Copy out, from the data, each line containing the string "JSON".

** Opening WORKING DATA block **

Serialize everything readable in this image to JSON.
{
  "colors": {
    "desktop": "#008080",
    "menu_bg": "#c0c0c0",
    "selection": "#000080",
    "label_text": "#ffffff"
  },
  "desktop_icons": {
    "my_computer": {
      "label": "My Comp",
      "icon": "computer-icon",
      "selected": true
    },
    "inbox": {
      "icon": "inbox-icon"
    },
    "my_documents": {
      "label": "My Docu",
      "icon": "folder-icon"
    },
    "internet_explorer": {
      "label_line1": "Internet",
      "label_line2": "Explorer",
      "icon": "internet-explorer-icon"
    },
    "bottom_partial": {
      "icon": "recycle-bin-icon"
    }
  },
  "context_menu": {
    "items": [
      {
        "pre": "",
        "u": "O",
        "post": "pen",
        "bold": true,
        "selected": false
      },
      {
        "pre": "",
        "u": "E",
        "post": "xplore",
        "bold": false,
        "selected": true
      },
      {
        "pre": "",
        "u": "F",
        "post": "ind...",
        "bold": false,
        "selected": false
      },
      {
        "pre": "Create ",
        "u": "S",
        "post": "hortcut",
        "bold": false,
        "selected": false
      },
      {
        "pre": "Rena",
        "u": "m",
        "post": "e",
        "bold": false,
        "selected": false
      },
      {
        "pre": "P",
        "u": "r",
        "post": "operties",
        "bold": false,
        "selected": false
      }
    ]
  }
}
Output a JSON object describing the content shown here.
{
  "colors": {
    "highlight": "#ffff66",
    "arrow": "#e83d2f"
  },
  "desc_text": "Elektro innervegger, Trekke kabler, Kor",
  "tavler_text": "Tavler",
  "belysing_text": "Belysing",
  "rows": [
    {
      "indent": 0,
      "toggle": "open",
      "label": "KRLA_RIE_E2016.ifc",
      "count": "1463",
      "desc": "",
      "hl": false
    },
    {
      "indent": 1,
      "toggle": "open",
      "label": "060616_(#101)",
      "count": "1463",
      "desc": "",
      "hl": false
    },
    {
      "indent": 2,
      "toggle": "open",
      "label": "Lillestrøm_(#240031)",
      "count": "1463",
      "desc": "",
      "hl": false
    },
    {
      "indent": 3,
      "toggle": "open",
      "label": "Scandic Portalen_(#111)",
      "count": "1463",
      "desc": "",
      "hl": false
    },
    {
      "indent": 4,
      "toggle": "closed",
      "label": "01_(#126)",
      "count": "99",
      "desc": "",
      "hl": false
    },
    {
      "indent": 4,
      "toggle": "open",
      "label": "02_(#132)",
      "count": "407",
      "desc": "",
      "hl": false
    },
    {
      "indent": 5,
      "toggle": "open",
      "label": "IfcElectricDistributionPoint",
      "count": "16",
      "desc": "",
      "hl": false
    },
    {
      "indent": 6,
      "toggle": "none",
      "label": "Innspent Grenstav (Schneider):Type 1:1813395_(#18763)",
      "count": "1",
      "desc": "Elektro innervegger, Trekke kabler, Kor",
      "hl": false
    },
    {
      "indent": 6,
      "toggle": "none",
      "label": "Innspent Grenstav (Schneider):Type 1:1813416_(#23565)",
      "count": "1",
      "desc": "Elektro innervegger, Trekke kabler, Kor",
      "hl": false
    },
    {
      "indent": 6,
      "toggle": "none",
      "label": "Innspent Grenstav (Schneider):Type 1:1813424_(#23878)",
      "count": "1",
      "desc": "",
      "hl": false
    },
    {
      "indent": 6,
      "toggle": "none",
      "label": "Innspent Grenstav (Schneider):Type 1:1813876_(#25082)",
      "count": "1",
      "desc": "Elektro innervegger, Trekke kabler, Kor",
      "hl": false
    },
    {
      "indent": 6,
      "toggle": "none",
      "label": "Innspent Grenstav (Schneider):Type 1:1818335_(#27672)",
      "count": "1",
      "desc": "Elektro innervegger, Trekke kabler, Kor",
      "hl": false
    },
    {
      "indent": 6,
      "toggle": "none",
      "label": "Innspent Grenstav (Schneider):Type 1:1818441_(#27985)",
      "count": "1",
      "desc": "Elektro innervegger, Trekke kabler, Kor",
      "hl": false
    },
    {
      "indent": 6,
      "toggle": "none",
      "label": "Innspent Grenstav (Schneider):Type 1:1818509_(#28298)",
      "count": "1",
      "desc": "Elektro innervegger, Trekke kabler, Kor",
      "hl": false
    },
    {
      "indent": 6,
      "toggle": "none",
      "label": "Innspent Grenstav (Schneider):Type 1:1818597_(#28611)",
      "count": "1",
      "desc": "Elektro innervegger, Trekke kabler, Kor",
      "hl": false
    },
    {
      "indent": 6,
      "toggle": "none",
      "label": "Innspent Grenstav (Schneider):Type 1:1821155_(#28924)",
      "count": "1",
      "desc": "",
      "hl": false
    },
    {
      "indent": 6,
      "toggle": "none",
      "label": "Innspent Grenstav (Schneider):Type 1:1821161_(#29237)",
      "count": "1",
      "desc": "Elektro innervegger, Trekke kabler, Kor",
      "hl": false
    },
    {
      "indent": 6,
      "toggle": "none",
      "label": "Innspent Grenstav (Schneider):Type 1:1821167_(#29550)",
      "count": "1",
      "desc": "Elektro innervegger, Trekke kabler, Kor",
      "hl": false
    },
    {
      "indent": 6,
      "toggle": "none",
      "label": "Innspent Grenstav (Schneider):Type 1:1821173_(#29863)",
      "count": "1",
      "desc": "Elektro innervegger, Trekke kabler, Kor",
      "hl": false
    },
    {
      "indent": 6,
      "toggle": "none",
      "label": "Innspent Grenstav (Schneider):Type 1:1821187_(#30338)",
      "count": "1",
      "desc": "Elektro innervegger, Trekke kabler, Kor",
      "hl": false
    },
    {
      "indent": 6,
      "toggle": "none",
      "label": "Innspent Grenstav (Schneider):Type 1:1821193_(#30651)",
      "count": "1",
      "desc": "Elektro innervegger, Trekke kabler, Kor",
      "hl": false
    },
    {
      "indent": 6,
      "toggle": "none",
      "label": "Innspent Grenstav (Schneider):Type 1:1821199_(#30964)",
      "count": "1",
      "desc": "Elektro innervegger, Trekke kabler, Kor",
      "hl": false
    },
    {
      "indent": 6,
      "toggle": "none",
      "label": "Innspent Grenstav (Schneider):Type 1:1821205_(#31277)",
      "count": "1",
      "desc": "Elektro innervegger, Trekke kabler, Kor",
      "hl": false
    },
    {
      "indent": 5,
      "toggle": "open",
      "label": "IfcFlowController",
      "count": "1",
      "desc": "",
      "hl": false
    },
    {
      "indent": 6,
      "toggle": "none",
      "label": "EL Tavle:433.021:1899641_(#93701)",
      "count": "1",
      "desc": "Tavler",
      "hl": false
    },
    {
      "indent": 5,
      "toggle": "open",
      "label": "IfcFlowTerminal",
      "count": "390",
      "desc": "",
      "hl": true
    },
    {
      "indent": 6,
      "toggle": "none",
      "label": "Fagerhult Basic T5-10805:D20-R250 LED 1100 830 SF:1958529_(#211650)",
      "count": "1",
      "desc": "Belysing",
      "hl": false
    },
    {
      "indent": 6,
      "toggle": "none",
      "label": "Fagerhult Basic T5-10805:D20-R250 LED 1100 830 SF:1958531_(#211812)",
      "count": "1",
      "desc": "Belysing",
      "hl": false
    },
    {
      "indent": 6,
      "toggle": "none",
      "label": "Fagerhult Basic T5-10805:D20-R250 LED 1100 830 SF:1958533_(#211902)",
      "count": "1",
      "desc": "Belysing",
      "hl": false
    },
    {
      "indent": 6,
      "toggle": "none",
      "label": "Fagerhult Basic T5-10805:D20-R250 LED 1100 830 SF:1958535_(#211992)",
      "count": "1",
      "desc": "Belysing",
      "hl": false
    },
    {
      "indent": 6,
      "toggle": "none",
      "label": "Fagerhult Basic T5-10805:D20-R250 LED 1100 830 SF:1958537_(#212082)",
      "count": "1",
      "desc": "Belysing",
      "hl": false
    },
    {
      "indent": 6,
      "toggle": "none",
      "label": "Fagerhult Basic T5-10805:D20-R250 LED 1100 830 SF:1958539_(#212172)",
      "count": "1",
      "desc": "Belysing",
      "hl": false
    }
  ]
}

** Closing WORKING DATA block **
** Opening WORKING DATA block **

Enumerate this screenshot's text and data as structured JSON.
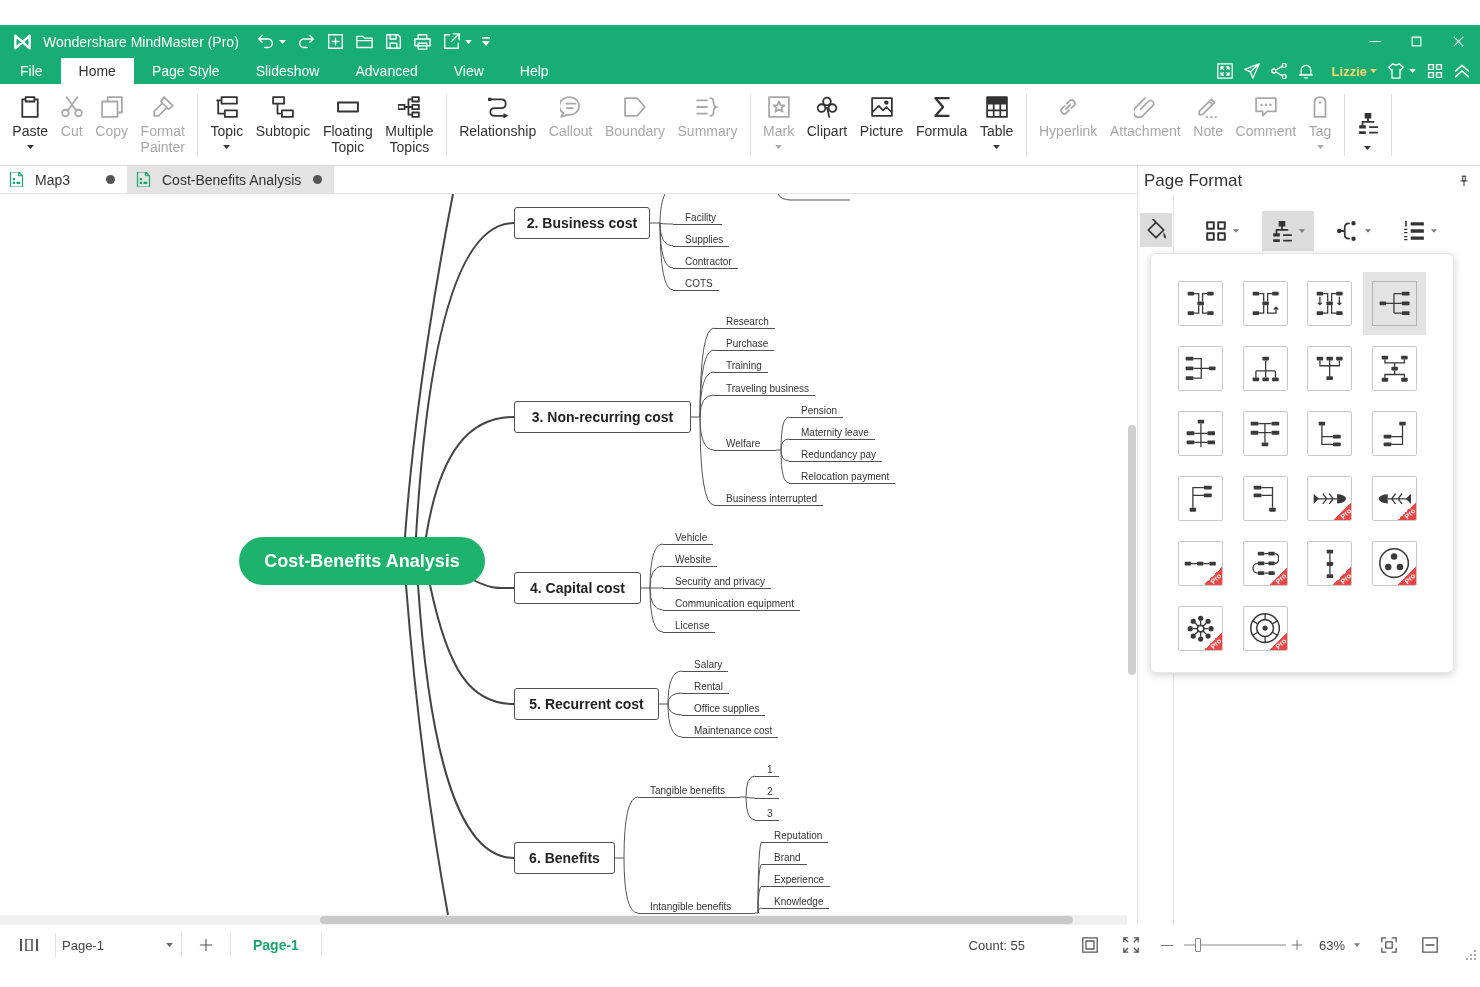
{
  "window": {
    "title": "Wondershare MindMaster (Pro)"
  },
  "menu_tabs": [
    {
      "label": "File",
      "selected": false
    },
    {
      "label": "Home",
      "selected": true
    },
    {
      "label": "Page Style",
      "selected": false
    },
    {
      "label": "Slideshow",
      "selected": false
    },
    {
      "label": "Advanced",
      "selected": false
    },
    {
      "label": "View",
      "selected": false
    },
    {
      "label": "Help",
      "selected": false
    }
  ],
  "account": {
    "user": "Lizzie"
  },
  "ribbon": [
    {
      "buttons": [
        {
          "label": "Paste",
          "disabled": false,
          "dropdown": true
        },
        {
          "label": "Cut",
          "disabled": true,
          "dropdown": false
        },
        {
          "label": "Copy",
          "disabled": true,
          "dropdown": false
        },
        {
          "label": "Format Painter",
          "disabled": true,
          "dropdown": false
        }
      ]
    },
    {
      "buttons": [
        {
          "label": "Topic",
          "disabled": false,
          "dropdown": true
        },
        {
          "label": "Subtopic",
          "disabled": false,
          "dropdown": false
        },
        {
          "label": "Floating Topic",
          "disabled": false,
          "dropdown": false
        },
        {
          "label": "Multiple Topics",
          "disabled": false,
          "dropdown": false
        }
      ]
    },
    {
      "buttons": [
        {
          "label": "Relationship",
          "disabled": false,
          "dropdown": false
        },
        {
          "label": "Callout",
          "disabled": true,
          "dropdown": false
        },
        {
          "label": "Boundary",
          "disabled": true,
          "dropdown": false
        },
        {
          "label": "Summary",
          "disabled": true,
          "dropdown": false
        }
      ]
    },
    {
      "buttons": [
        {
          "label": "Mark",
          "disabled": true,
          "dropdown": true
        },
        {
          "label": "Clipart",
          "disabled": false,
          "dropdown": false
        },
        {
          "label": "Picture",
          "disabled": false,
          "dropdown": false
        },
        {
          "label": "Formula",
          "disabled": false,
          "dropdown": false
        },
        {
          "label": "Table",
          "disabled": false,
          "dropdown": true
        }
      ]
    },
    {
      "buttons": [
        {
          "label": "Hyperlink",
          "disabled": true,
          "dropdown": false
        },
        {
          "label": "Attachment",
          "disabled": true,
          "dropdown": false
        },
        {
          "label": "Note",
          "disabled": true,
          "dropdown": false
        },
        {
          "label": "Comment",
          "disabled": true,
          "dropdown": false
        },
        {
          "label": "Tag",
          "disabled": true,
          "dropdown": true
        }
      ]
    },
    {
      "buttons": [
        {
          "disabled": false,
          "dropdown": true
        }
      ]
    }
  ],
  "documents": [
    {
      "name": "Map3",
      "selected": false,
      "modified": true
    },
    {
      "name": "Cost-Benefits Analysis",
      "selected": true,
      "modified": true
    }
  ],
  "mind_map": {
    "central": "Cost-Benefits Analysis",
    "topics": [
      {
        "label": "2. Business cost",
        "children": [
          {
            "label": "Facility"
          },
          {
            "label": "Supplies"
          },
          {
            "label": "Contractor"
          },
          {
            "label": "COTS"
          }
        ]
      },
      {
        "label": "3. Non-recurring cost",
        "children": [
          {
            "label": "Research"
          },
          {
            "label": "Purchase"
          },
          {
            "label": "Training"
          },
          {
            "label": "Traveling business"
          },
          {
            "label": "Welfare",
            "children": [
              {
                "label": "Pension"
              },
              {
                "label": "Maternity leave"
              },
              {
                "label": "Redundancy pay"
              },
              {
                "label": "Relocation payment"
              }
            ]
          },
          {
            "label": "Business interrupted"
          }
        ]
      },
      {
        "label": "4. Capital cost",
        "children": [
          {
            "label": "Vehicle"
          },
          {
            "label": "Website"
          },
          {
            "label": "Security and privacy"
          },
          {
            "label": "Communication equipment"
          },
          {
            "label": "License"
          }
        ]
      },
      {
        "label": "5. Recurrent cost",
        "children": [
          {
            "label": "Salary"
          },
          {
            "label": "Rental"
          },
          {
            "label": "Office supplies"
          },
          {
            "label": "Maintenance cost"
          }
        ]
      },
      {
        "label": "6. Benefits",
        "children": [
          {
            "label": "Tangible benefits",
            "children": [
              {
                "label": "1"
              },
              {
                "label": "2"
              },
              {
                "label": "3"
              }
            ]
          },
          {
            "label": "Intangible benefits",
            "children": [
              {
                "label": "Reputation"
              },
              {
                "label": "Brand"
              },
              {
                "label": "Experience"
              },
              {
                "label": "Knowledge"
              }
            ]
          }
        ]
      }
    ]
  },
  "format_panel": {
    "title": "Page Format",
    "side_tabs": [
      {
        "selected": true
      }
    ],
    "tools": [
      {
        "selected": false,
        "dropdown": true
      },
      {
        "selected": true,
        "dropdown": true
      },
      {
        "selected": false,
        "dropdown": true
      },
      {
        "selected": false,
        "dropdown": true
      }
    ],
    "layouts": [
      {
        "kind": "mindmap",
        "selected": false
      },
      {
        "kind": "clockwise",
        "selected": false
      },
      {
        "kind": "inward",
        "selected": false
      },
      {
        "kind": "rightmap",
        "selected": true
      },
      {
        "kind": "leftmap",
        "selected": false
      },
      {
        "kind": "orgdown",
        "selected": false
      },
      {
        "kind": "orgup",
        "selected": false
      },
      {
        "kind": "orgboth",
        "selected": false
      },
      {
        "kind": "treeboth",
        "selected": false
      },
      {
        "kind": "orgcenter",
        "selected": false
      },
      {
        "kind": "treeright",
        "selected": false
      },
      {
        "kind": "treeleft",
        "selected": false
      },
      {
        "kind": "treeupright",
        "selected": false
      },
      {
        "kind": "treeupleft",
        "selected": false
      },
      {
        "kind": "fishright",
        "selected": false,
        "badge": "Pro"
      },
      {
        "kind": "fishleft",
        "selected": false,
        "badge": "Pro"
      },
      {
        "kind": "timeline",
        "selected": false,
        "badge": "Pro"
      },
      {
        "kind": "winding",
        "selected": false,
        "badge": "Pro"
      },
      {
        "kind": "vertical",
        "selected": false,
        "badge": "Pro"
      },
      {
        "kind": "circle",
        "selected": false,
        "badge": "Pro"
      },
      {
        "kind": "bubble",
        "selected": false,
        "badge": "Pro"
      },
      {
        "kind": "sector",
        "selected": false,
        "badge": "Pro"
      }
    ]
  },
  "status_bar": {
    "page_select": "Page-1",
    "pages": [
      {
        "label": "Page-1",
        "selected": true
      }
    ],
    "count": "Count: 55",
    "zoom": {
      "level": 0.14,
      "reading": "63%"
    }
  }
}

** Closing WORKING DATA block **

WRITTEN RESPONSE ::
Serialize everything readable in this image to JSON.
Output a JSON object describing the content shown here.
Enumerate this screenshot's text and data as structured JSON.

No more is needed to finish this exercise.